It's raining...kids? Top tips on camping with small people
It is a fact universally acknowledged that it rains in this country. A lot. Oh, how it does rain. Decide to do anything, like have a weekend away, go for a hike or go to a festival, and the skies will open out of what seems like pure perverseness. You can sometimes try and outdo this perverseness by carrying an umbrella everywhere you go, but this method isn’t foolproof and is not to be recommended when doing activities such as windsurfing or rock climbing.
Add children into the mixture and it can get a lot worse. Kids are whirling energetic little things (sadly), and are not generally going to be as content as adults to stay indoors for the entire weekend (cough). Even if you’re staying in a bells and whistles giant tent, a luxury lodge or in your brand spanking new motorhome, the ability of kids to get cabin fever seems to be much higher than adults, probably due to the lack of alcohol in the mixture. So, as it will certainly rain on you at some point during a camping trip with the kids, we’ve put together some tips to ensure that things don’t get too murderous.
First up, you really won’t have to sit in a damp tent for three days straight unless the rain is of Biblical proportions. Even in Blighty it does stop sometimes, so the first priority is to make sure you’ve packed Wellies, raincoats and weatherproof gear for the whole family so you can get out and about as soon as torrential rain looks like slowing down for a bit (peering out of the tent to check this on a regular basis can be viewed as an activity in itself if you’re really stuck). Have a look at the Pitchup.com campsite listing as well to see what attractions, walking trails, cycle paths and other things to do are nearby.
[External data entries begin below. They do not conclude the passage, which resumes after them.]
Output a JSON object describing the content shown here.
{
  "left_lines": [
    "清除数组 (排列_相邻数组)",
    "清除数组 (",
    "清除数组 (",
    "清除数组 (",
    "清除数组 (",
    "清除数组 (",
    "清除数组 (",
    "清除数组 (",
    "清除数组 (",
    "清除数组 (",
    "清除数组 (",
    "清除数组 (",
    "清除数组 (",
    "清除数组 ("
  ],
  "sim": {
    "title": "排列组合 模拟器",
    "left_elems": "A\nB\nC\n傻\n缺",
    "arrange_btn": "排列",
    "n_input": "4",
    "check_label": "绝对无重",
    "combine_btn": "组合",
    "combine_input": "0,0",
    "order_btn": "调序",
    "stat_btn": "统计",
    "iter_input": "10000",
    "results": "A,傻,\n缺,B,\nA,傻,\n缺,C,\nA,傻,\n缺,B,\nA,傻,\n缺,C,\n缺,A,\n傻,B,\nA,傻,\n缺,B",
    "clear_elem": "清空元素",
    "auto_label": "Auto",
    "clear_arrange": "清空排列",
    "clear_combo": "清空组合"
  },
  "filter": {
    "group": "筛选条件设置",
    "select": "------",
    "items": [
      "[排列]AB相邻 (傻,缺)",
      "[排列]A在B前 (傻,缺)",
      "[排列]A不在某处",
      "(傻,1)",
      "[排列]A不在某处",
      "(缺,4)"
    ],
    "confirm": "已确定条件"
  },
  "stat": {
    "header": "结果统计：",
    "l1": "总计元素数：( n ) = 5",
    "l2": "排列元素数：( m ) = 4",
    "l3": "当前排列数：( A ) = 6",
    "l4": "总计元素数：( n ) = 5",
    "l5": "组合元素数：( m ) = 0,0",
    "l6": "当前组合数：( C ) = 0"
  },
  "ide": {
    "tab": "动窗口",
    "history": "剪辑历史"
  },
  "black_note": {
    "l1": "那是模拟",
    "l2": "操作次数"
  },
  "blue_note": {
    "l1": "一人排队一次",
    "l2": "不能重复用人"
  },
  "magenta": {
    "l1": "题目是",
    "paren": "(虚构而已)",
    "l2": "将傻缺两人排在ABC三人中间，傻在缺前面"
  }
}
The main problem with going out and splashing in puddles will be getting everything dried afterwards – if you’re in a tent and so don’t have an indoor area handy to spread out wet macs etc, look for a site with a drying room. Or, if despite all your care about getting wet weather gear, the issue is wet socks (it will be), stay on a site with a launderette. Also, your mother told us to tell you to bring at least two extra changes of clothes and as many spare pairs of socks as you can manage. Stuff them inside the Wellies when you’re travelling for optimum feeling-clever space.
You can also look for a campsite with as many indoor activities as possible, so that the only time you should feel raindrops on your head is running from your tent or caravan to the games room, indoor swimming pool or on-site-restaurant/cafe. Or if it’s been raining for a couple of days and everyone is tacitly acknowledged that some time apart would be best for all concerned, send the kids off to the play area or kids' club while you do something much more fun and grown up like going to the hot tub or TV room.
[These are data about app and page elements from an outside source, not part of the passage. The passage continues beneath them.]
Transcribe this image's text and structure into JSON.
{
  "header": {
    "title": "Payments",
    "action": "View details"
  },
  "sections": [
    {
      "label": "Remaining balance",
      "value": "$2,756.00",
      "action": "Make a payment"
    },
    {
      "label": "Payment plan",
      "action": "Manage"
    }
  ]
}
This is all very well if we’re taking the kids to a campsite, but what about if we’re wild camping, I hear you grumpily sniff? (Try Lemsip.) It’s just going to be us, the kids, the tent and a lot of rain. No kids’ club, no play area, no indoorsy fun to pack them off to while we crack open the wine… We feel your pain. Try these tips:
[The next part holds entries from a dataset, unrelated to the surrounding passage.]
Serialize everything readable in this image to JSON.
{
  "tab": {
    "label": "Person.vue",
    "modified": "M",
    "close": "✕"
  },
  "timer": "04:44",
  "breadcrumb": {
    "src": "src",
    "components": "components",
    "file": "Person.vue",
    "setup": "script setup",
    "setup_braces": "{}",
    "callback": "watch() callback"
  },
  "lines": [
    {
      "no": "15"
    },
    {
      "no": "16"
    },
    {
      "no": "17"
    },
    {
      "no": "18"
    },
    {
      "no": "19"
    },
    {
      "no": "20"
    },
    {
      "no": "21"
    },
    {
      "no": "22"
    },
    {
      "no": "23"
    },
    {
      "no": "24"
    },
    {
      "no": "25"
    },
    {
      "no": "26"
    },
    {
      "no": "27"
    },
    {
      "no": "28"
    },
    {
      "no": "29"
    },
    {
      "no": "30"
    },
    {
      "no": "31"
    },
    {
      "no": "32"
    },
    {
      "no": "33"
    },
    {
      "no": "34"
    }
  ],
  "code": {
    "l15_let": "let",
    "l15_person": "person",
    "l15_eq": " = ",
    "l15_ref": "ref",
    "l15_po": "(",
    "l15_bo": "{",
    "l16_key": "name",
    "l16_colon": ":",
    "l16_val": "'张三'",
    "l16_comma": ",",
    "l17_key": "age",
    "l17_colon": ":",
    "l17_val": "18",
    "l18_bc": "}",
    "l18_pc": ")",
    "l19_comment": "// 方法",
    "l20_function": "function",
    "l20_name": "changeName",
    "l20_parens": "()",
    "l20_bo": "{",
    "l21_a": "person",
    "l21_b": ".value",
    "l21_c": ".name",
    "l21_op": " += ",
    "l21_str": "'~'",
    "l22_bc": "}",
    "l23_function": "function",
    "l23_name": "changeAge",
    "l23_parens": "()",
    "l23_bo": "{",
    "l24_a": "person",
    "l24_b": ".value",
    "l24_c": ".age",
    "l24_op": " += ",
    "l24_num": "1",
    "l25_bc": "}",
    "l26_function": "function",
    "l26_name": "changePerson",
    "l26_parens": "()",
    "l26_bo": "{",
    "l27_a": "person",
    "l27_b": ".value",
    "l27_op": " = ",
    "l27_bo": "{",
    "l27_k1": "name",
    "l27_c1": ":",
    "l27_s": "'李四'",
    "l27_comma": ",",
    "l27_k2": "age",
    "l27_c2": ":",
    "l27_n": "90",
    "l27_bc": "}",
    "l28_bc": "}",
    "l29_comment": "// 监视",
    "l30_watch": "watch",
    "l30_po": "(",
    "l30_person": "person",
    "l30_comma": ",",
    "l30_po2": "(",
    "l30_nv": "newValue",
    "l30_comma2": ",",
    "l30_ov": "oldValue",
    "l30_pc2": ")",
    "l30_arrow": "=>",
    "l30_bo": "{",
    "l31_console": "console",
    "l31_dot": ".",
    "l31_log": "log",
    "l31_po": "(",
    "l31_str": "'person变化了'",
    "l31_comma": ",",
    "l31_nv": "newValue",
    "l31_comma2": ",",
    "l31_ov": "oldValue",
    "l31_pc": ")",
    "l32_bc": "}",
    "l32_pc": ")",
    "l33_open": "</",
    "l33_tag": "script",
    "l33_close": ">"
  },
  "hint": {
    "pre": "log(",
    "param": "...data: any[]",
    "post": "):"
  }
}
- Obviously a laptop and/or portable DVD player is your best friend here. You can charge it in the car and bring plenty of crisps and snacks, including popcorn so you can tell the kids that they’re in the cinema. Younger kids will enter into this with the wild-eyed enthusiasm that only they can bring, while older kids – well, crisps.
- Apart from the usual board games, Nintendo, comic books, colouring books etc, bring Lego if you have it. Hours of fun building things, plus added competitiveness – perfect for a rainy day. Oh, wait…
- It’s simple but often overlooked – you might not be able to use your camping stove or build a campfire on every camping trip. This isn’t too much of an issue if you’re staying on a campsite or in a caravan with a kitchen, but can very quickly become one if you’re wild camping and it’s raining all day. Always make sure you have a stash of non-perishable food that doesn’t need to be cooked or heated up, and try to add a stretch to the budget for those inevitable times when you’re just going to have to bite the bullet, grumpily get into the car and drive to the nearest chippy.
- Bring a rainy day box – a plastic sealed box with games, puzzles and toys is something that will save your sanity if you have it in the car all the time anyway. Books like Making Stuff for Kids or The Rainy Day Book will have you sobbing with gratitude – although do make sure you have a flick through them before the camping trip so you can get any arty or crafty materials you’ll need for activities you think your kids might like. (If there’s a particularly complicated activity involving a ton of glitter and three million sequins that you just know your four year old is going to insist on, well, this is the one time we wouldn’t judge you for ripping a page out of a book. Just saying.) You can also throw absolutely anything at all into the rainy day box – well, not the dog – and use it as a story box. Kid#1 closes their eyes and pulls out a rubber shark and starts a story based around it, Kid#2 pulls out a small doll and has to continue the story…you’ll be keeping them entertained and nurturing the next JK Rowling to look after you in your old age before you know it.
And, for both wild camping and campsite camping, remember to always have plenty of resealable plastic bags with you. These should be coming along on any camping trip anyway, indispensable as they are, but on rainy days are good to keep phones, consoles and any other delicate electronic equipment in. And the salt. No-one likes damp salt.